Rescinding an offer is a “shitty move,” said Martin Burns, editor in chief of the Recruiting News Network, because “most folks who would have accepted offers that get rescinded have resigned from their old job. So they’re stuck.”

Ashutosh Ukey had an offer revoked by Coinbase, throwing his residency status into limbo. He told HR Brew: “I’m only allowed a certain number of days of unemployment before my visa becomes invalid and I would have to return to my home country.”

Ukey is among a recent string of job seekers who had offers revoked by Coinbase, Redfin, and Twitter and who aired grievances about the experience on LinkedIn, in posts that were swarmed with comments that drew media attention.

In statements to HR Brew, both Twitter and Redfin cited broader economic pressure as the impetus for rescinded offers, and said they are offering severance to impacted candidates. Redfin rescinded 10 offers; Twitter did not comment on the number of offers it rescinded.

Quick-to-read HR news & insights

From recruiting and retention to company culture and the latest in HR tech, HR Brew delivers up-to-date industry news and tips to help HR pros stay nimble in today’s fast-changing business environment.

Coinbase established a database for affected applicants “to receive additional support services including job placement support, resume review, interview coaching and access to our strong industry connections,” and is issuing “generous severance” to affected candidates, Brock’s blog post noted.

Coinbase directed HR Brew to its previous statements when asked for comment on its rescinded offers.

Beyond the PR hit that a company faces when their rescinded offers catch the public eye, employers could face potential legal issues, Bischoff warned.

Legal liability. There are various ways that a rescinded offer could incur legal blowback for a company. Bischoff, who also teaches HR compliance at Mitchell Hamline School of Law in St. Paul, explained that for Coinbase, there is potential for liability.

“These were accepted offers and multiple cases,” she said. “That means that someone has given notice at another job. They might be looking for a new apartment…or a new home.”

At-will employment may play into Coinbase’s favor, however. “At-will employment means that your potential future employer can fire you at any time for any legal reason,” employment attorney Peter Whelan told HR Brew.

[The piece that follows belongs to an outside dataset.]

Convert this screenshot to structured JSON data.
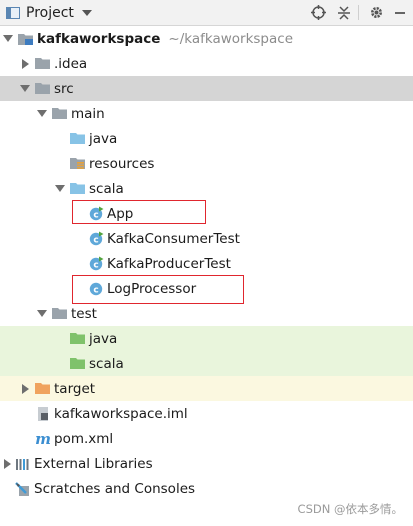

Bischoff agreed: “There’s nothing inherently inappropriate with [the policy] if everyone’s in an at-will employment state,” she said. All states are recognized as at-will employment states, but there are some exceptions, applying to “just-cause” terminations.

“There are statutes in some states [that say]...if you have enticed someone to move, or to change jobs, there is a potential for liability there. And it could be considered fraudulent inducement, which would also be a common-law claim,” Bischoff explained.

Even with reputational and legal risks, the uptick in reported rescinded offers that are getting passed around Silicon Valley is a piece of a bigger economic challenge companies are facing.

Why are offers reneged? When offers are rescinded, mostly it’s because of “the economy, or an industry is just struggling for whatever reason. And when they do that, it’s just to basically save money and not invest in people,” Burns said.

Coinbase’s (and Twitter’s and Redfin’s) troubles, however, come during a greater slump in the tech industry, as stocks spiral and companies issue hiring freezes and layoffs. The value of various digital currencies has also plummeted in recent weeks: Crypto exchange Gemini laid off 10% of its staff last week, and some analysts say it’s now a bear market.

The current climate might mean more tough times are ahead for tech companies, especially for those that are forced to consider rescinding offers.

“One of the worst things a company can do is appear to be insensitive regarding something as important as someone’s career,” Cathcart said.SB

Do you work in HR or have information about your HR department we should know? Email [email protected] or DM @SammBlum on Twitter. For completely confidential conversations, ask Sam for his number on Signal.

Quick-to-read HR news & insights

From recruiting and retention to company culture and the latest in HR tech, HR Brew delivers up-to-date industry news and tips to help HR pros stay nimble in today’s fast-changing business environment.